Spring has officially arrived and summer is just around the corner. It is time to go outside, dig in the dirt, enjoy nature, plant beautiful flowers, and grow delicious and healthy veggies! There are numerous ways visually impaired people can use their green thumb.
Some might think that gardening is not for the blind or visually impaired. Or the only way you can do it and enjoy the fruits of your labor is to be a fully sighted person. This is not true. Many people still find joy in gardening after vision loss. The personal interaction with nature. The physical activity of planting. The tactile experience of touch. The ability to be outside in the warm weather. The positive mental and emotional feelings that germinate. And of course, the beautiful flowers, plants and foods enjoyed and shared with others. All of these are excellent motivators to garden with vision loss. Now, here are some helpful tips to make your garden grow.
Take inventory of your space.
First, take stock of your surroundings to mark the territory. Depending on what you are planting, you might need to build your garden in a bright sunny area or a cool shady spot. Check out the location, then use tactile supplies to mark the area. For example, edging products such as crushed stones, bricks or fencing are good tools to determine where one area ends and the other begins. For high contrast, paint the stones bright bold colors like yellow or use tactical supplies like crushed shells or wood chips.
Decide what to plant.
Once you have determined your garden location, decide what you want to plant. Do you like flowers? Vegetables or herbs? Do you want to gorw your items in the ground or in containers on the back porch? Using your senses will help you make the best decision. Think about various textures and scents. Do you want roses? Geraniums? Daisies? Tulips? Or other flowers? For a vegetable garden think about the sensory differences in tomatoes, lettuce, cucumbers or green beans. Thinking things through and answering these questions beforehand will help you get moving in the right direction resulting in a successful garden.
Gather and organize supplies.
Next, get your supplies organized and labeled to use independently. Keep all your metal gardening tools in a caddy where they are all in one place. Use an apron with multiple pockets to store gardening tools for quick access. Label your seed packets according to your vision level. For braille readers, use Dymo tape adhesive labels affixed to index cards. For low vision gardeners make large-print signs with the name of the seeds. Finally, keep a written or audio gardening journal where you can track the type of seeds used, location of the seeds and their progress.

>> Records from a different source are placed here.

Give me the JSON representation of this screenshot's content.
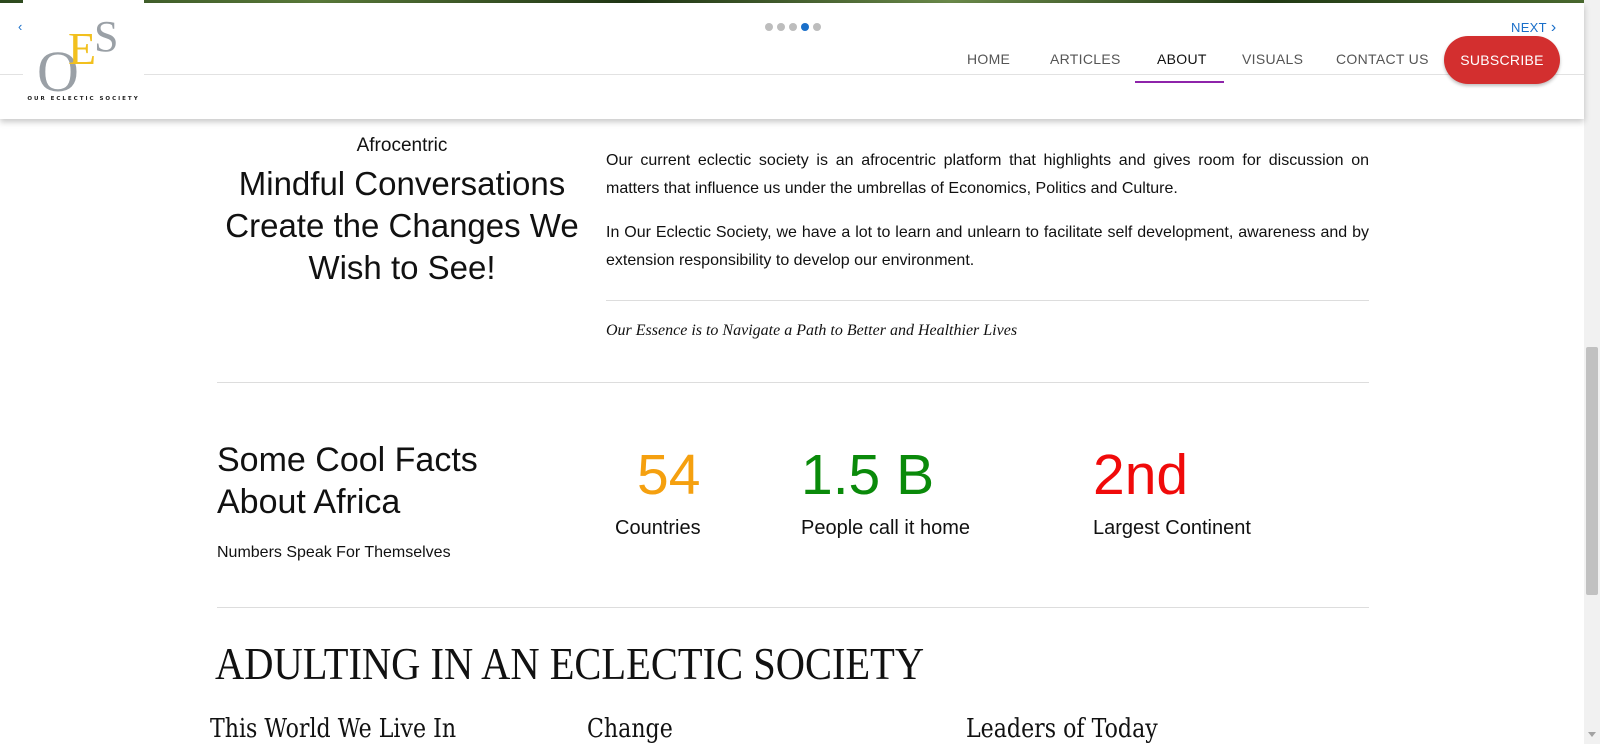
{
  "header": {
    "prev_arrow": "‹",
    "next_label": "NEXT",
    "next_chevron": "›",
    "slider_dot_count": 5,
    "slider_active_dot": 4,
    "logo_letters": "OES",
    "logo_caption": "OUR ECLECTIC SOCIETY",
    "nav": [
      {
        "label": "HOME"
      },
      {
        "label": "ARTICLES"
      },
      {
        "label": "ABOUT"
      },
      {
        "label": "VISUALS"
      },
      {
        "label": "CONTACT US"
      }
    ],
    "active_nav": "ABOUT",
    "subscribe_label": "SUBSCRIBE"
  },
  "about": {
    "eyebrow": "Afrocentric",
    "headline": "Mindful Conversations Create the Changes We Wish to See!",
    "paragraph1": "Our current eclectic society is an afrocentric platform that highlights and gives room for discussion on matters that influence us under the umbrellas of Economics, Politics and Culture.",
    "paragraph2": "In Our Eclectic Society, we have a lot to learn and unlearn to facilitate self development, awareness and by extension responsibility to develop our environment.",
    "essence": "Our Essence is to Navigate a Path to Better and Healthier Lives"
  },
  "facts": {
    "title": "Some Cool Facts About Africa",
    "subtitle": "Numbers Speak For Themselves",
    "stats": [
      {
        "value": "54",
        "label": "Countries",
        "color": "#f5a00f"
      },
      {
        "value": "1.5 B",
        "label": "People call it home",
        "color": "#0a8a0a"
      },
      {
        "value": "2nd",
        "label": "Largest Continent",
        "color": "#f00a0a"
      }
    ]
  },
  "adulting": {
    "title": "ADULTING IN AN ECLECTIC SOCIETY",
    "columns": [
      {
        "title": "This World We Live In"
      },
      {
        "title": "Change"
      },
      {
        "title": "Leaders of Today"
      }
    ]
  },
  "colors": {
    "accent_blue": "#1a6fc9",
    "subscribe_red": "#d32f2f",
    "active_underline": "#8e24aa",
    "logo_gold": "#f2c01e",
    "logo_grey": "#9aa0a6"
  }
}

Time to plant.
Now for the fun part; the actual planting. Creating your rows of plants and the precise place to plant your seeds can be a little tricky with vision loss. Read the directions on your seed package to determine how deep to plant the seed and how far apart each seed should be placed. Knowing this information will help you to plant your seeds properly. Sighted help might be needed to accomplish this task.

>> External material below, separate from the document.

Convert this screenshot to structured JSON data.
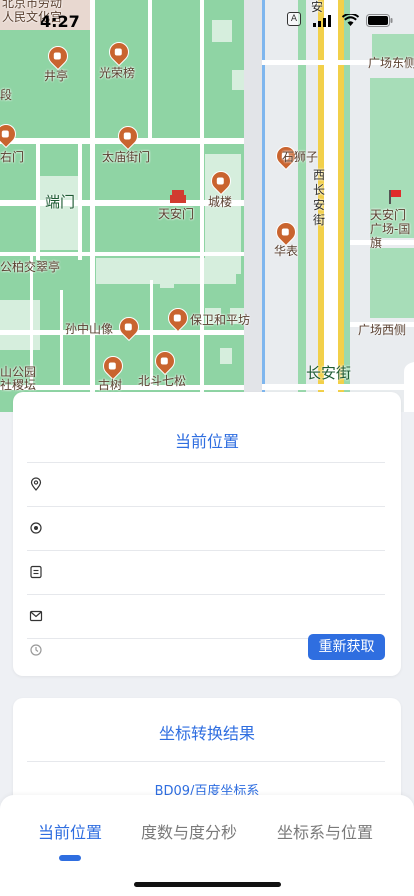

An easy alternative option is using seed tape. it is too thin sheets of paper with seeds glued in between. They are already proportionally spaced out so it is just a matter of planting it. Just lay the tape on the ground and cover with topsoil and add water.

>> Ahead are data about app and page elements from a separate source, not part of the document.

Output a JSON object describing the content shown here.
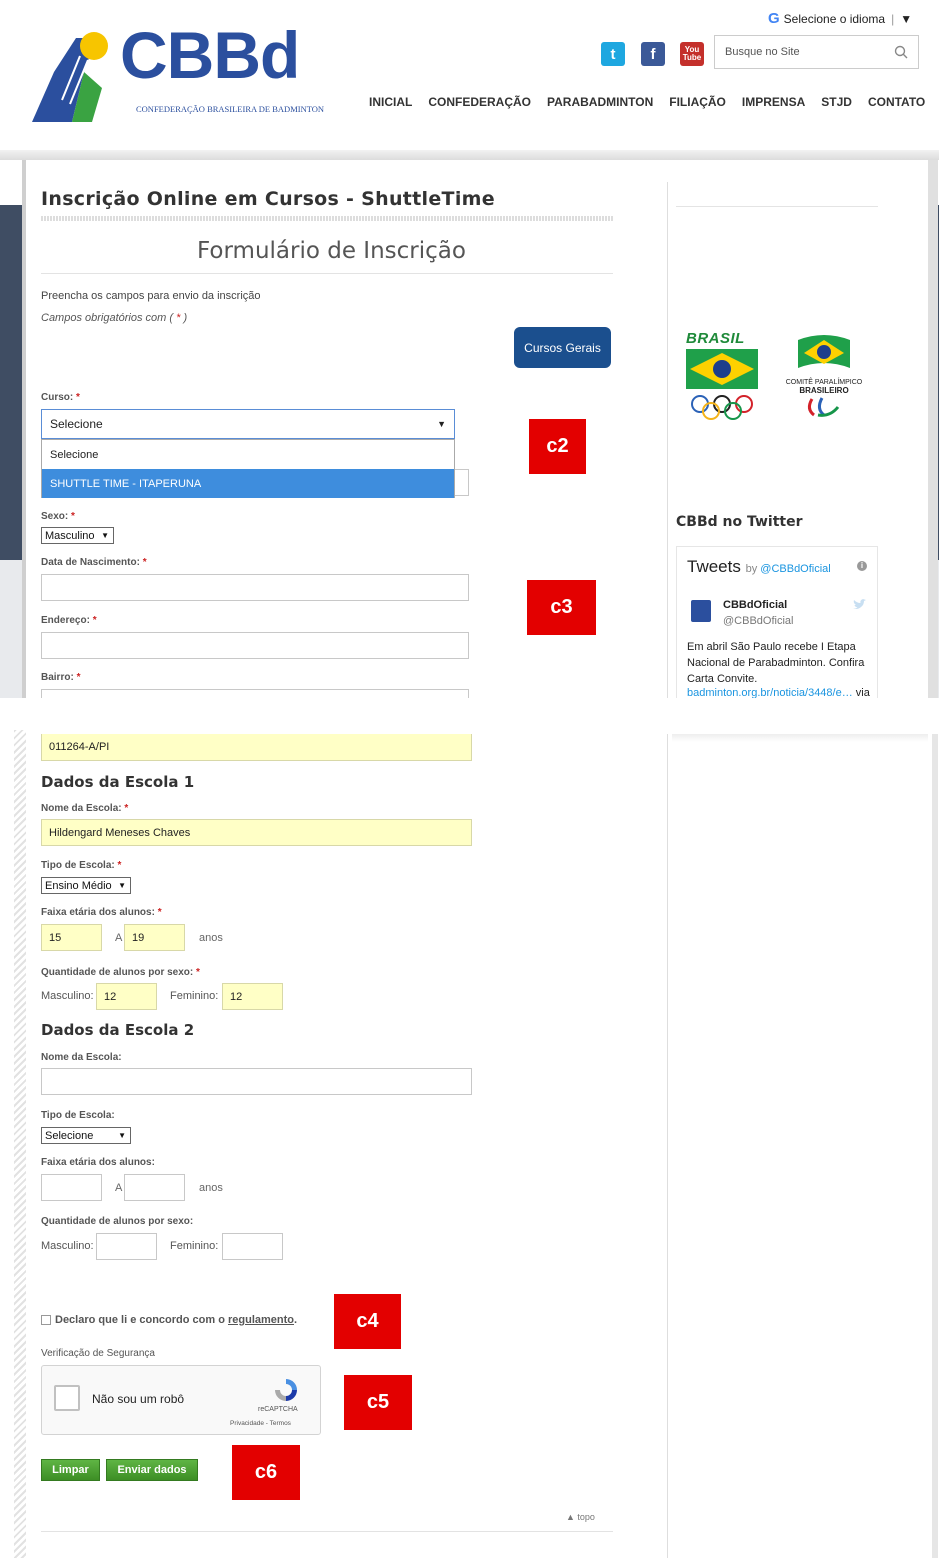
{
  "header": {
    "language": "Selecione o idioma",
    "language_arrow": "▼",
    "logo_text": "CBBd",
    "logo_subtitle": "CONFEDERAÇÃO BRASILEIRA DE BADMINTON",
    "search_placeholder": "Busque no Site",
    "social": {
      "twitter": "t",
      "facebook": "f",
      "youtube": "You Tube"
    },
    "nav": [
      "INICIAL",
      "CONFEDERAÇÃO",
      "PARABADMINTON",
      "FILIAÇÃO",
      "IMPRENSA",
      "STJD",
      "CONTATO"
    ]
  },
  "page": {
    "title": "Inscrição Online em Cursos - ShuttleTime",
    "form_title": "Formulário de Inscrição",
    "intro": "Preencha os campos para envio da inscrição",
    "required_note_prefix": "Campos obrigatórios com (",
    "required_note_star": " * ",
    "required_note_suffix": ")",
    "cursos_button": "Cursos Gerais"
  },
  "form": {
    "curso_label": "Curso:",
    "curso_selected": "Selecione",
    "curso_options": [
      "Selecione",
      "SHUTTLE TIME - ITAPERUNA"
    ],
    "sexo_label": "Sexo:",
    "sexo_value": "Masculino",
    "nascimento_label": "Data de Nascimento:",
    "endereco_label": "Endereço:",
    "bairro_label": "Bairro:",
    "registro_value": "011264-A/PI",
    "star": "*"
  },
  "escola1": {
    "title": "Dados da Escola 1",
    "nome_label": "Nome da Escola:",
    "nome_value": "Hildengard Meneses Chaves",
    "tipo_label": "Tipo de Escola:",
    "tipo_value": "Ensino Médio",
    "faixa_label": "Faixa etária dos alunos:",
    "faixa_de": "15",
    "faixa_a_label": "A",
    "faixa_ate": "19",
    "faixa_unit": "anos",
    "qtd_label": "Quantidade de alunos por sexo:",
    "masc_label": "Masculino:",
    "masc_value": "12",
    "fem_label": "Feminino:",
    "fem_value": "12"
  },
  "escola2": {
    "title": "Dados da Escola 2",
    "nome_label": "Nome da Escola:",
    "tipo_label": "Tipo de Escola:",
    "tipo_value": "Selecione",
    "faixa_label": "Faixa etária dos alunos:",
    "faixa_a_label": "A",
    "faixa_unit": "anos",
    "qtd_label": "Quantidade de alunos por sexo:",
    "masc_label": "Masculino:",
    "fem_label": "Feminino:"
  },
  "footer_form": {
    "declaro_prefix": "Declaro que li e concordo com o ",
    "declaro_link": "regulamento",
    "declaro_suffix": ".",
    "seguranca_label": "Verificação de Segurança",
    "captcha_text": "Não sou um robô",
    "captcha_brand": "reCAPTCHA",
    "captcha_links": "Privacidade - Termos",
    "btn_limpar": "Limpar",
    "btn_enviar": "Enviar dados",
    "topo": "▲ topo"
  },
  "sidebar": {
    "brasil": "BRASIL",
    "cpb_line1": "COMITÊ PARALÍMPICO",
    "cpb_line2": "BRASILEIRO",
    "twitter_title": "CBBd no Twitter",
    "tweets_label": "Tweets",
    "tweets_by": "by",
    "tweets_handle": "@CBBdOficial",
    "tweet_name": "CBBdOficial",
    "tweet_user": "@CBBdOficial",
    "tweet_text": "Em abril São Paulo recebe I Etapa Nacional de Parabadminton. Confira Carta Convite.",
    "tweet_link": "badminton.org.br/noticia/3448/e…",
    "tweet_via": " via"
  },
  "tags": {
    "c2": "c2",
    "c3": "c3",
    "c4": "c4",
    "c5": "c5",
    "c6": "c6"
  },
  "colors": {
    "brand_blue": "#2b4f9e",
    "nav_button": "#1b4f8e",
    "tag_red": "#e30000",
    "submit_green": "#4ca232",
    "filled_yellow": "#ffffc6"
  }
}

Once you have your rows of seeds planted, use tactical items to mark off the rows. Using support tresses for vegetables like tomato vines, plastic tubes that run along the rows of seeds, recycled popsicle sticks and other wood or metal items found at gardening stores can help mark the location of your plants and vegetables.
After things are growing, feeling the leaves and the actual vegetable or noticing the scent will help determine where everything is located in your garden. For example, feeling lettuce leaves, touching cucumbers or tomatoes or smelling herbs like mint and basil are all distinctive enough to determine differences. This will also assist you with the weeding and pruning process.
Additional gardening tips
For additional gardening after vision loss tips for people with vision loss check out these resources. The Hadley Institute for the Blind and Visually Impaired offers a container gardening course and a gardening discussion group. The National Library Service for the Blind and Print Impaired, (NLS) provides a variety of books and magazines on gardening an horticulture.
How does your garden grow? Do you currently have a garden? Have you gardened before losing your vision? Would you like to start gardening after vision loss or try it for the first time? Reach out to Outlook Enrichment for assistance. As part of our arts and leisure activities there are sessions on house plants and gardening.